- Instructions to follow -
Locate and copy each line in the data that contains the word "into".
-- Opening Marker --
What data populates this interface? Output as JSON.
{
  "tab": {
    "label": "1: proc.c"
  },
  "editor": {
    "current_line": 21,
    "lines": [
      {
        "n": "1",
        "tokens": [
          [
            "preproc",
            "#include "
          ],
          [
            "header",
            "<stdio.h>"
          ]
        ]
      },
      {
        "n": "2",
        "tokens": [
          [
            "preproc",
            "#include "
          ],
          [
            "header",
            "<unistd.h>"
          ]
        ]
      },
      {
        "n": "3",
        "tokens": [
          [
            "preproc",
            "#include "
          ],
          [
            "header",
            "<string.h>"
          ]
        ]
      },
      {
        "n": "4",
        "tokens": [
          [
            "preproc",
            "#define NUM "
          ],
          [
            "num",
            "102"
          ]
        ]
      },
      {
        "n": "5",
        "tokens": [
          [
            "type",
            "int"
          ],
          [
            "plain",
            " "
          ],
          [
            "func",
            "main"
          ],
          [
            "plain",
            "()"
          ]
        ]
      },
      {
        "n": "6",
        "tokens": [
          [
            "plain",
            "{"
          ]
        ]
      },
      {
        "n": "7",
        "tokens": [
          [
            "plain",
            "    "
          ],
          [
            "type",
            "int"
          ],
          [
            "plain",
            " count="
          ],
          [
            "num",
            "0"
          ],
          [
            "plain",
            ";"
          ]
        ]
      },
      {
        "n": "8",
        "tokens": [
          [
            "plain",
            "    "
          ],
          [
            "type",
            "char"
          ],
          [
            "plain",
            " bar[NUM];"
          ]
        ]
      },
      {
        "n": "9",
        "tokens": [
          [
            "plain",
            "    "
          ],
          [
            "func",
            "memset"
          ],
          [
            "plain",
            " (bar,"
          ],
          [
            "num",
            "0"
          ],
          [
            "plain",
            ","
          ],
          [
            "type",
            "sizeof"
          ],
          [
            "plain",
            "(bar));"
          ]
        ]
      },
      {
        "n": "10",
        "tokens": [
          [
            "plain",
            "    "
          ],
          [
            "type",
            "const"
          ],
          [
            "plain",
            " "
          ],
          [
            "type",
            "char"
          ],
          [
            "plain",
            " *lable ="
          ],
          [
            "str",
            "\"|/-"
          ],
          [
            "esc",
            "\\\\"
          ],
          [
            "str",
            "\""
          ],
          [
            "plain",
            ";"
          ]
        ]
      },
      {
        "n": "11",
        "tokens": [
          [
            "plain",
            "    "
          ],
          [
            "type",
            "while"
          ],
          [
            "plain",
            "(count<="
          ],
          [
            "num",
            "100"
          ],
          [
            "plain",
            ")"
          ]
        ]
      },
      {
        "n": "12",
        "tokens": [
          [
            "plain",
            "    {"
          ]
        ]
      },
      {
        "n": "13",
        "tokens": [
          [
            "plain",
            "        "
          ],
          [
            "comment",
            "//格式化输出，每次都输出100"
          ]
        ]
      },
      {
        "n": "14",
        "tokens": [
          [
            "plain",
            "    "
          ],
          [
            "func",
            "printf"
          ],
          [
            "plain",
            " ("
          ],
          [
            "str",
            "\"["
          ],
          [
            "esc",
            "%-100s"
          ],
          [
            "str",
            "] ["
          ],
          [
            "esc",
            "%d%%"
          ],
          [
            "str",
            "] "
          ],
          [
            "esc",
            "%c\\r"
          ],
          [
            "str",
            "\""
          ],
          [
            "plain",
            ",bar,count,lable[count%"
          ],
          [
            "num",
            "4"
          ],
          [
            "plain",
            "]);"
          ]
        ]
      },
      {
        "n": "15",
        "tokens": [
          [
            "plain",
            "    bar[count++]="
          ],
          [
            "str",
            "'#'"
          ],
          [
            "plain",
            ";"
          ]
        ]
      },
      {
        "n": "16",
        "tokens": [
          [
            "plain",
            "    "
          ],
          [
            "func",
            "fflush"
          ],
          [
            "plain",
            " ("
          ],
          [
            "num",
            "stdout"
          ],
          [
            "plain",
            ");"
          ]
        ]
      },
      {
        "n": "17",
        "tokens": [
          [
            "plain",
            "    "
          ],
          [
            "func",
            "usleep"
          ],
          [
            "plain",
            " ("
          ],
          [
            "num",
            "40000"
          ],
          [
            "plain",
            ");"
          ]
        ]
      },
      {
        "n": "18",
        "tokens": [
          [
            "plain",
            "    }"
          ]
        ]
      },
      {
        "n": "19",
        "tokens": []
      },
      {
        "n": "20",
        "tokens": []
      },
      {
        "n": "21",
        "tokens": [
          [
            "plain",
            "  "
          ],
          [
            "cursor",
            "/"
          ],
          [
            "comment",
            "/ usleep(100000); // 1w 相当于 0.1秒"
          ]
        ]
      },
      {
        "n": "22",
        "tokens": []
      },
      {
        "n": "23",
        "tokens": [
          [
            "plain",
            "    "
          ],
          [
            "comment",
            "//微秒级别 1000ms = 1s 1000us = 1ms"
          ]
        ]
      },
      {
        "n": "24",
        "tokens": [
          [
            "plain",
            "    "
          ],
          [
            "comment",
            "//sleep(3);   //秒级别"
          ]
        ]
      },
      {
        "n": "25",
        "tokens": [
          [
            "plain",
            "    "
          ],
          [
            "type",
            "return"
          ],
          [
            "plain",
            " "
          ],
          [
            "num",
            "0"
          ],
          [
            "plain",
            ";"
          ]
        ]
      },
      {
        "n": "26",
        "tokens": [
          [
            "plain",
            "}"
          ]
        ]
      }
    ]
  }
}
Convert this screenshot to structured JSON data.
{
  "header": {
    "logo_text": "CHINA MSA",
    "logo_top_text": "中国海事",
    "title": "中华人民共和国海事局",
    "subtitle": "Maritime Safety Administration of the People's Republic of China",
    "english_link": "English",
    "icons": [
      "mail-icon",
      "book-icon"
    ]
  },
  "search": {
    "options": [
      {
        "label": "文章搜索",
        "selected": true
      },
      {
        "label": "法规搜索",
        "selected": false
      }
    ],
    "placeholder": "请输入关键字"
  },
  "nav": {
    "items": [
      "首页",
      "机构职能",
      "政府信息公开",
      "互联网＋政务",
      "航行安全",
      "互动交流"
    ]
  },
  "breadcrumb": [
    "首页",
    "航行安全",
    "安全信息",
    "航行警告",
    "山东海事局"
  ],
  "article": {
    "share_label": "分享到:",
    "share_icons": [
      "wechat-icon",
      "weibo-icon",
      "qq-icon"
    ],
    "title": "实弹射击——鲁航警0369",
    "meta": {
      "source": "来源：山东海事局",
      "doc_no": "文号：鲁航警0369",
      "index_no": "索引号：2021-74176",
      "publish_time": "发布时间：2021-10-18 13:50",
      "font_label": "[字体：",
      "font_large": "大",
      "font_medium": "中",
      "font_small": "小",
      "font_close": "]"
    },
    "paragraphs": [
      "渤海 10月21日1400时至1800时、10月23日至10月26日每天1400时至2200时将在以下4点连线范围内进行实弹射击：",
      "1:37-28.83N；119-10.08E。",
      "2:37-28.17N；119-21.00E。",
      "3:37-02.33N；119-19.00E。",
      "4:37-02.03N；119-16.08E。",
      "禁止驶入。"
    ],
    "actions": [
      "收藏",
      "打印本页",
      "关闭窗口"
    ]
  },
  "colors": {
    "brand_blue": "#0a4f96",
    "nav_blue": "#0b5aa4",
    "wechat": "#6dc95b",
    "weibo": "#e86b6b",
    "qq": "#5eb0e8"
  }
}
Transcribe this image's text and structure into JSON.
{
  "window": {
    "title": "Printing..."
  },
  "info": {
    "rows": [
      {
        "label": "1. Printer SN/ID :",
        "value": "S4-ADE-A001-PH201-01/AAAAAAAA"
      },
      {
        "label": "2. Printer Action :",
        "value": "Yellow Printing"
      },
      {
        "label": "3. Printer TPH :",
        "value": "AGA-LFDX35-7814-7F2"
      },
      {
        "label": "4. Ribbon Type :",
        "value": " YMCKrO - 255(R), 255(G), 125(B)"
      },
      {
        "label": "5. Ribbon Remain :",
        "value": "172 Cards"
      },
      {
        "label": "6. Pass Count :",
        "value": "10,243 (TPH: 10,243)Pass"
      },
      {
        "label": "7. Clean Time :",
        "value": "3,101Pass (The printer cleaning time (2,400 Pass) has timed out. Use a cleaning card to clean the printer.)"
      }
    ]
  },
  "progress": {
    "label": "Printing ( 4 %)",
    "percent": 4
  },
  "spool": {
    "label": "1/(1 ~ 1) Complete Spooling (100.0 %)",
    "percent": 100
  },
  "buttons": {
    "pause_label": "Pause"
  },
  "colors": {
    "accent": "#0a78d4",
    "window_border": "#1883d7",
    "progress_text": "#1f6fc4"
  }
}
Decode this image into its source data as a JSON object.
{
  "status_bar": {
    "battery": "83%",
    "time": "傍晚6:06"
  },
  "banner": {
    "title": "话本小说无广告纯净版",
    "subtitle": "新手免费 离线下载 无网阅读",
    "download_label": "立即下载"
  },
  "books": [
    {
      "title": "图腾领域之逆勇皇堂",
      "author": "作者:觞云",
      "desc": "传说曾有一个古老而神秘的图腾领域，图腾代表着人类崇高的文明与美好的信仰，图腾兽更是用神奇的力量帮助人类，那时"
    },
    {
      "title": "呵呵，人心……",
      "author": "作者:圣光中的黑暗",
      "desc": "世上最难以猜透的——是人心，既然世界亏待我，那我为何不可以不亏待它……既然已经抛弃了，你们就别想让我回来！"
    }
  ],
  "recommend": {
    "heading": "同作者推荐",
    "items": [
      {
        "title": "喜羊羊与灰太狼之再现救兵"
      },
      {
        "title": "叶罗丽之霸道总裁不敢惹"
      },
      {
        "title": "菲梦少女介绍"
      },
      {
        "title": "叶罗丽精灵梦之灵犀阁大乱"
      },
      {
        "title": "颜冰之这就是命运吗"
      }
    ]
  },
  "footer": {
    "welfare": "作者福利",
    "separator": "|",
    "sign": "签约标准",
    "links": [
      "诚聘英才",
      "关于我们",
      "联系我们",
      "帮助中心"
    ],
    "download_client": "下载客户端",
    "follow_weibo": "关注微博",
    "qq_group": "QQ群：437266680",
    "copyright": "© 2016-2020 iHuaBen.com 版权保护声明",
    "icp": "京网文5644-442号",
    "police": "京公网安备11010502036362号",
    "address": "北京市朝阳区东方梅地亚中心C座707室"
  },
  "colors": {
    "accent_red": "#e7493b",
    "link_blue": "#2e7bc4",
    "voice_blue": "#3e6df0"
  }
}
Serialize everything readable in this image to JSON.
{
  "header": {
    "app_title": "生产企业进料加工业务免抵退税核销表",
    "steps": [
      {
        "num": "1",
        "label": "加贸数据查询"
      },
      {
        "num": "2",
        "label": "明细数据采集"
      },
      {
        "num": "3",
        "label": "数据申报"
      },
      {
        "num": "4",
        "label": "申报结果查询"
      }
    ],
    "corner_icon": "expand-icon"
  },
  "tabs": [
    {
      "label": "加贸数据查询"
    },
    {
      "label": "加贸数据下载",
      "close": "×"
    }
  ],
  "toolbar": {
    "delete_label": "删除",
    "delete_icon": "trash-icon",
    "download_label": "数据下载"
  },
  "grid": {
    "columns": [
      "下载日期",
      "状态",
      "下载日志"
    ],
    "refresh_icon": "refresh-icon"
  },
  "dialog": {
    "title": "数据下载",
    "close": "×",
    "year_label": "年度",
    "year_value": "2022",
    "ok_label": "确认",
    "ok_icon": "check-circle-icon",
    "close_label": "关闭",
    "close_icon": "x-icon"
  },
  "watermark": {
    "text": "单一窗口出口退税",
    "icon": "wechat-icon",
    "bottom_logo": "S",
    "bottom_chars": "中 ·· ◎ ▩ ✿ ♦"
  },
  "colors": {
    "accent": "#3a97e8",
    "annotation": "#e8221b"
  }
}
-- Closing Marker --
- Response area -
Transcribe this image's text and structure into JSON.
Decode this image into its source data as a JSON object.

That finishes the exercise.